Tunisian authorities deny fabricating the case against Ben Brik and have stated that his conviction “has nothing to do with freedom of the press” and insist his transfer to Siliana was a “routine measure taken by prison officials who organize the transfer of inmates based on the capacity of different prisons.”

Ben Brik was convicted in absentia during his trial but it is believed that the overwhelming global protest and the concern shown during European Parliament public debate on the Human Rights situation in Tunisia last week may have convinced the Tunisian authorities to allow him to speak at his appeal. According to Reuters, Tunisia is sensitive to European criticism due to future plans to improve upon its current EU Association Agreement and apply to the EU for Advanced Status, which would qualify Tunisia for preferential trade terms with the European Economic Area and potentially enhance its international standing.

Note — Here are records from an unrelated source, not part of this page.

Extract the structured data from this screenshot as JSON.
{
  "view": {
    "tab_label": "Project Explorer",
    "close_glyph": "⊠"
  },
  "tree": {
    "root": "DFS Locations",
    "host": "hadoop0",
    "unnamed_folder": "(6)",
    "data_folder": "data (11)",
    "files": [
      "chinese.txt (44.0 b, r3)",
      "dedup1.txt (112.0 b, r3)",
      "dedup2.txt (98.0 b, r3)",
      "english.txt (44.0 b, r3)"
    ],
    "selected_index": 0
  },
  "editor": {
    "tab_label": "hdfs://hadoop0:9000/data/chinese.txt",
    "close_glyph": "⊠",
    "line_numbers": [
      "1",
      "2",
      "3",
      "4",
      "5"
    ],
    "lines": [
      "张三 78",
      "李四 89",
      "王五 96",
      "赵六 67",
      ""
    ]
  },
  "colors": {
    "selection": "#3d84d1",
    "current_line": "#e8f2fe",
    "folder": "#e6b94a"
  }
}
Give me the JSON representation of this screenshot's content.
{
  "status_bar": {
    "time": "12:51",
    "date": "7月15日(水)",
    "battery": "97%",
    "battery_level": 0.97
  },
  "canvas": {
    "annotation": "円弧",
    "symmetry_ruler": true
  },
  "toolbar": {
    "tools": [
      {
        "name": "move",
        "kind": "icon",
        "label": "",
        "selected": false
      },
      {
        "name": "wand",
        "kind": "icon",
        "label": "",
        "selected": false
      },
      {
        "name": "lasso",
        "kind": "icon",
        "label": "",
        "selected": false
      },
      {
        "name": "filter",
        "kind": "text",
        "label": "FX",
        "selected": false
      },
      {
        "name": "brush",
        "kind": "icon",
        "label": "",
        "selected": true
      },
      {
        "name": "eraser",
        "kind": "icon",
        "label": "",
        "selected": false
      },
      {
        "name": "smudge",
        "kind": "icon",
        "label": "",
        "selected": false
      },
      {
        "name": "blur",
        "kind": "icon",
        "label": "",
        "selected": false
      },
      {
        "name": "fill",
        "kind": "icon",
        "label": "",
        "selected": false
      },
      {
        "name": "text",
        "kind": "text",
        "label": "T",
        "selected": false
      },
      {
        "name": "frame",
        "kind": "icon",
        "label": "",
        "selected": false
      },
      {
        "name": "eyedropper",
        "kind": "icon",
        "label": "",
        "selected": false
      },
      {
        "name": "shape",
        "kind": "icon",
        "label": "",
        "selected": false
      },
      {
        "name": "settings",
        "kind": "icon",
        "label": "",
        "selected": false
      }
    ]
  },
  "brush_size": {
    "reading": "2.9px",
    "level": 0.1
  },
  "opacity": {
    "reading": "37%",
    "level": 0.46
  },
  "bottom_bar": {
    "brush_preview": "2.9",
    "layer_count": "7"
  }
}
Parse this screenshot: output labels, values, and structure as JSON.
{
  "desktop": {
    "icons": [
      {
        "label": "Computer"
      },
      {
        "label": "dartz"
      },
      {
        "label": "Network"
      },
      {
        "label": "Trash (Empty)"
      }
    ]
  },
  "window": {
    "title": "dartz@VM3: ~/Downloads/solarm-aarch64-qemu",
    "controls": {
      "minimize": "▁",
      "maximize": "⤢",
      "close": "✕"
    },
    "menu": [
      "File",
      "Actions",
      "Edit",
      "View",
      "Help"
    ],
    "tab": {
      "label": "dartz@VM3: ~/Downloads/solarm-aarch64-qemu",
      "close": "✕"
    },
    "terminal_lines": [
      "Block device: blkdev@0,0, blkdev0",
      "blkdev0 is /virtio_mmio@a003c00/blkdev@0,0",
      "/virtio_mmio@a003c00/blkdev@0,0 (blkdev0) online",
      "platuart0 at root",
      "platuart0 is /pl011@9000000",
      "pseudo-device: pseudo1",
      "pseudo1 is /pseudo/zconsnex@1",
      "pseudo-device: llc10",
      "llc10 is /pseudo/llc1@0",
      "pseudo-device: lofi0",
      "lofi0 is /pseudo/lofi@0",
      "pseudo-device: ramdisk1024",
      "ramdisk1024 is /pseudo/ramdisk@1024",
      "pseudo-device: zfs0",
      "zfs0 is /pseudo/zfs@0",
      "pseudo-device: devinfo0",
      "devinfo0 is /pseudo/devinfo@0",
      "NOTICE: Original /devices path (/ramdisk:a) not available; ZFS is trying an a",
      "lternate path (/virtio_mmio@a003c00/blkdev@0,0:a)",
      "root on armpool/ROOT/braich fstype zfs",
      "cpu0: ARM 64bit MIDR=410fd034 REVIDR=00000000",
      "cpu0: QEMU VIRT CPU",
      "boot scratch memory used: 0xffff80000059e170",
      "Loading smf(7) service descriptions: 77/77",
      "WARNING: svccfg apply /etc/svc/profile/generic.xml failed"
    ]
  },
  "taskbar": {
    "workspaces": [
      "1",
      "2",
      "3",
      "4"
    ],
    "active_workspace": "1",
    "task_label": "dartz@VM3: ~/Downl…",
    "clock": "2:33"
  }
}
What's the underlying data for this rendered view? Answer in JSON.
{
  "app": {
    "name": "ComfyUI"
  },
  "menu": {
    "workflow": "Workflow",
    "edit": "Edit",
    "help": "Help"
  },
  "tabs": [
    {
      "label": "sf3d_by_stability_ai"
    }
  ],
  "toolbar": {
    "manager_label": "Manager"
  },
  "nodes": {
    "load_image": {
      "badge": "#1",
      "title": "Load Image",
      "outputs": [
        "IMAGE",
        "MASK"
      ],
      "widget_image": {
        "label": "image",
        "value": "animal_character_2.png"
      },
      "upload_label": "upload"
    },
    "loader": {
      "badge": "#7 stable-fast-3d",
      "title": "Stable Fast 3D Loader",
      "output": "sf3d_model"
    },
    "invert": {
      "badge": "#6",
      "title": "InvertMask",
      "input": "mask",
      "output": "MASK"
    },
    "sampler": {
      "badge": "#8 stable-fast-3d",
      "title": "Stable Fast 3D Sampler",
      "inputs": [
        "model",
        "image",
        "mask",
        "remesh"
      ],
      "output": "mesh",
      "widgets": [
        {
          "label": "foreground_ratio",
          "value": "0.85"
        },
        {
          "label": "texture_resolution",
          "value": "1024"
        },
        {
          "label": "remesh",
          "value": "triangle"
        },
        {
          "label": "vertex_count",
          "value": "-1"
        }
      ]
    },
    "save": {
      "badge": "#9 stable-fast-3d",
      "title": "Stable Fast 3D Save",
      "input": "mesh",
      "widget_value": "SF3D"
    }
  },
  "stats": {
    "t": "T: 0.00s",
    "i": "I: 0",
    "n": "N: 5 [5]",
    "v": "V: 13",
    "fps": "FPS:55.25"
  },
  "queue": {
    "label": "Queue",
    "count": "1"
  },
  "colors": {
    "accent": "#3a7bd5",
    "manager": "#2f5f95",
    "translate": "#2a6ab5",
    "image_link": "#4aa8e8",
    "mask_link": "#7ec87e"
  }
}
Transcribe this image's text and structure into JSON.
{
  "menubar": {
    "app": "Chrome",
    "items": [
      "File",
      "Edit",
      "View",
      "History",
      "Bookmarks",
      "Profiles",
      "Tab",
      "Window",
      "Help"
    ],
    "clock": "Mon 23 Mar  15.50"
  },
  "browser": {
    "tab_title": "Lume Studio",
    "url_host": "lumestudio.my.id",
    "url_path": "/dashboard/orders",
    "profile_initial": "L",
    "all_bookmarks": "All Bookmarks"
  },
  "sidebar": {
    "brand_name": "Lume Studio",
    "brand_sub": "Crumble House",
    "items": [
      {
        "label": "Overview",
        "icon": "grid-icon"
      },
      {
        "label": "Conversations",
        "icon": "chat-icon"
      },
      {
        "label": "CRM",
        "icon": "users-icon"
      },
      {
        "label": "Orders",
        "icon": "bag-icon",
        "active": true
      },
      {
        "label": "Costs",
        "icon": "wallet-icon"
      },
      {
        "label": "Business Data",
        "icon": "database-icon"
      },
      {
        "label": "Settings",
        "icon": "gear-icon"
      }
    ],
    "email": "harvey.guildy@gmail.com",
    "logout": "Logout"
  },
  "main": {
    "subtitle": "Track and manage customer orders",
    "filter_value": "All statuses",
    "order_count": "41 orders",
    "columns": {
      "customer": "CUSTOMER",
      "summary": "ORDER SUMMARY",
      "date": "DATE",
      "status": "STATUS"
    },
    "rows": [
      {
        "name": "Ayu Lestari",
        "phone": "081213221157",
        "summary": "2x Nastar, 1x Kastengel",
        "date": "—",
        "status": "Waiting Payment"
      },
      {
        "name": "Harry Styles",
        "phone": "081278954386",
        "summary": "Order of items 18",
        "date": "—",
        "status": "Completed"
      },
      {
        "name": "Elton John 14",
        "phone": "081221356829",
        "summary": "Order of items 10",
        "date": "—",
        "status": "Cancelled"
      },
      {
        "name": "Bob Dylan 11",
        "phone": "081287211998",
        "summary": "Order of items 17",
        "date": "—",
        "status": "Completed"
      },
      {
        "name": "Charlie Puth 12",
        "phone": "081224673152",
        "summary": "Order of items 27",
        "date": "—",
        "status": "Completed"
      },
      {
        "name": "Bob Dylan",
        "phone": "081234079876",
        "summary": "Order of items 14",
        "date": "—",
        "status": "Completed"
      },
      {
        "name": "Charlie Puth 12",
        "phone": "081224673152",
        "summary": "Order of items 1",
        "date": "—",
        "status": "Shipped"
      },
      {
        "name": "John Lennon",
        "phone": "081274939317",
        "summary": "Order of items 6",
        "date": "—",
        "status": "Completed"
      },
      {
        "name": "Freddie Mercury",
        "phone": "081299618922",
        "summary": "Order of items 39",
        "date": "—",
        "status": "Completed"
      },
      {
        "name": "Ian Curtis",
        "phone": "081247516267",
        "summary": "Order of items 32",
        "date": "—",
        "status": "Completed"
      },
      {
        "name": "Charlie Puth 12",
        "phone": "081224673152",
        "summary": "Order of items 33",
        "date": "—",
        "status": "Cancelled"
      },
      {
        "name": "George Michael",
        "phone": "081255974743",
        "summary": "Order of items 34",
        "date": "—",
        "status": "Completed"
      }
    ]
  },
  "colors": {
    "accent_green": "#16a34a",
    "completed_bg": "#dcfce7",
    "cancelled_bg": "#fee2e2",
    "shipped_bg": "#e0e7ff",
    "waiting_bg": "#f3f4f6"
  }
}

The Committee to Protect Journalists reported that Ben Brik used this opportunity to highlight the political nature of the charges against him by stating, “When people want to live, destiny must surely respond. Darkness will disappear, chains will certainly break.” These words, by Tunisian poet Abou Al Kacem Echebbi, were used to spur the resistance during the country’s guerilla War of Independence against the French in 1952-54 and currently serve as the final two versus of the Tunisian national anthem.

Photo Credit: BBC

Dispatches from AFP concerning freedom of information, censorship and news coverage in regions where independent media is under threat.